The only thing CF fails to do is build strength, speed and explosiveness in lateral movement. A fight is never all anterior and posterior movements. A fighter is always cutting angles, changing positions, moving and needs to be comfortable and strong during these transitions. This does not write-off CrossFit. A good, experienced CrossFit trainer will know how to easily tweak WODs to incorporate and train lateral movements. Ie. Sideways box jumps, prowler pull (backwards), sideways sprints.
With proper execution of movements and an experienced, knowledgeable and committed trainer, CrossFit WILL challenge and improve any MMA practitioner and athlete’s physical fitness.

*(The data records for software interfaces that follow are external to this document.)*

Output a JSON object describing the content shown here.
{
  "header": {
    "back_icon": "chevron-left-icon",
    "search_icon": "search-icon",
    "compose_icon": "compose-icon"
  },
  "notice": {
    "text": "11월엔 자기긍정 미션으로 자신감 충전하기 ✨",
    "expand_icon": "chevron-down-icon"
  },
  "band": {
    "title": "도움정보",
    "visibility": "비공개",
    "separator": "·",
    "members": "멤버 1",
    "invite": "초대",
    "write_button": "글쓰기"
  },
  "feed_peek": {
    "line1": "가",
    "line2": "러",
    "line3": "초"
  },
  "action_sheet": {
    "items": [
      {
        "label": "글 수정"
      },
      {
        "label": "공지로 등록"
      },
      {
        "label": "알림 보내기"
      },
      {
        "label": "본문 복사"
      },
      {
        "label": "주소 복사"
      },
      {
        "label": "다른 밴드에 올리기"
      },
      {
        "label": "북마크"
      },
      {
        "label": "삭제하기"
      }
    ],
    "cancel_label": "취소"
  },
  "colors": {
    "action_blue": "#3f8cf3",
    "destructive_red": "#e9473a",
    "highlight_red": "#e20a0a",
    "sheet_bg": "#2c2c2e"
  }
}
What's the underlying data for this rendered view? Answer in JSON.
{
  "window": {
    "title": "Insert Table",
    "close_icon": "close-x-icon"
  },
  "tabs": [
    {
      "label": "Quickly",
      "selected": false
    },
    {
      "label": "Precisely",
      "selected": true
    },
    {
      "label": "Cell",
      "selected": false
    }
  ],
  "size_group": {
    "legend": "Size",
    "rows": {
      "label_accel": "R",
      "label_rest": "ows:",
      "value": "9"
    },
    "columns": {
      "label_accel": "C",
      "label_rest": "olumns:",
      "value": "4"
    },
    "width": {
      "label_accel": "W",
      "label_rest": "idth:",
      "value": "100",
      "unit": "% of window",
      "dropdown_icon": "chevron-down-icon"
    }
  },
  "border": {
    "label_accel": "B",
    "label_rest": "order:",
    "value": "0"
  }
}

CrossFit Mississauga’s owner, Alex Possamai, is Level I CrossFit Certified and a veteran to this style of training. Training CrossFit for over 7 years and competing and placing high on the scoreboard in numerous amounts of CrossFit competitions, around the country, and owning two CrossFit gyms in the GTA, is only a glimpse of his fitness resume. An accomplished Mississauga Fire Fighter and combat challenge athlete, Alex has committed his life to fitness. CrossFit Mississauga’s team of trainers comprised of fire fighters, cops, CrossFit Games athletes and the founder’s of CrossFit in Mississauga: Eric and Mark Vandermeersch, will ensure any MMA athlete or practitioner fitness results.